• _LISTED RECORDS_
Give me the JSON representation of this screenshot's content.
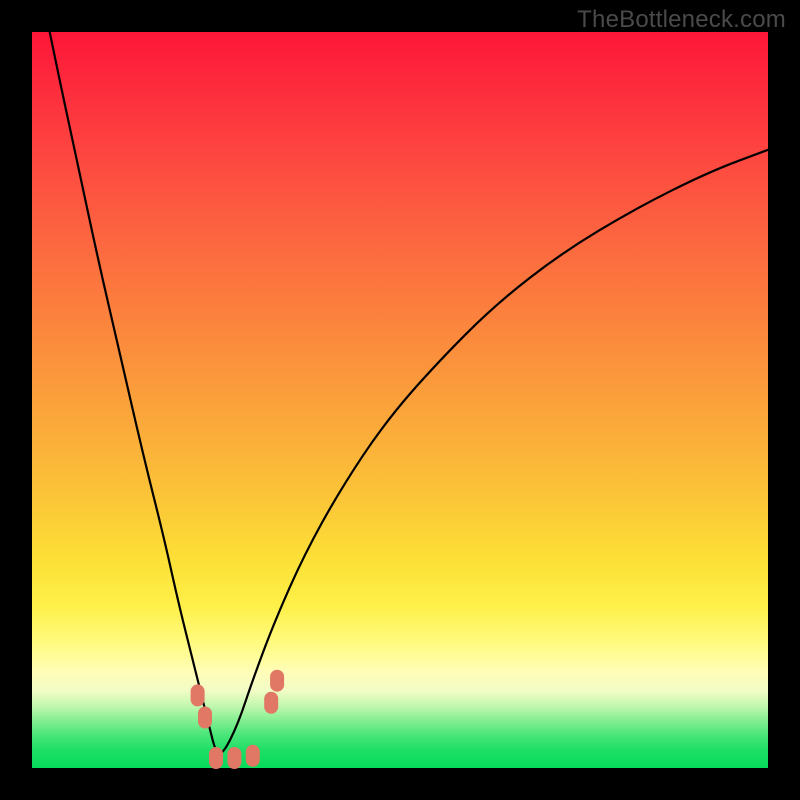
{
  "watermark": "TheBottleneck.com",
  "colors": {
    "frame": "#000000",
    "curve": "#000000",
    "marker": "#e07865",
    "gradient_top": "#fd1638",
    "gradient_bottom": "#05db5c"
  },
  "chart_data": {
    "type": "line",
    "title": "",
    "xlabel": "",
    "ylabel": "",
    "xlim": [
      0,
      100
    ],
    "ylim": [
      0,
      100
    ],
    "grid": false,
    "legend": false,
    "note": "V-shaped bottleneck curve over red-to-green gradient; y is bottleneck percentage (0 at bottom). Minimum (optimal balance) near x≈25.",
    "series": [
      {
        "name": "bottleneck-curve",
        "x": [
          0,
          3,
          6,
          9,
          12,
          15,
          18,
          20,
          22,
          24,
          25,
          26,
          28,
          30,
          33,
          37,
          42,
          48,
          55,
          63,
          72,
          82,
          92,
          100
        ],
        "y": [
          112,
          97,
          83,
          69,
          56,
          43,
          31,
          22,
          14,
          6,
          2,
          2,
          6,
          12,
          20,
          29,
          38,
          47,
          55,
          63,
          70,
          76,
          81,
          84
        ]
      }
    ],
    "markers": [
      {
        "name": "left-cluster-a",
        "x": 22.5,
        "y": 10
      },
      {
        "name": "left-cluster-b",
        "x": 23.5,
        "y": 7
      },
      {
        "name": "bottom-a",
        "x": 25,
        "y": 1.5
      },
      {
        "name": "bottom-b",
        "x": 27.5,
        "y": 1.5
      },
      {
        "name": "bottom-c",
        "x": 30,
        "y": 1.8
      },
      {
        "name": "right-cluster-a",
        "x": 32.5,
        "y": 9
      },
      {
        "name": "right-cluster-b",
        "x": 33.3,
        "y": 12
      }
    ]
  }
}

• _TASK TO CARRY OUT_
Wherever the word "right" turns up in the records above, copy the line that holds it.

• _SOLUTION TO THIS TASK_
        "name": "right-cluster-a",
        "name": "right-cluster-b",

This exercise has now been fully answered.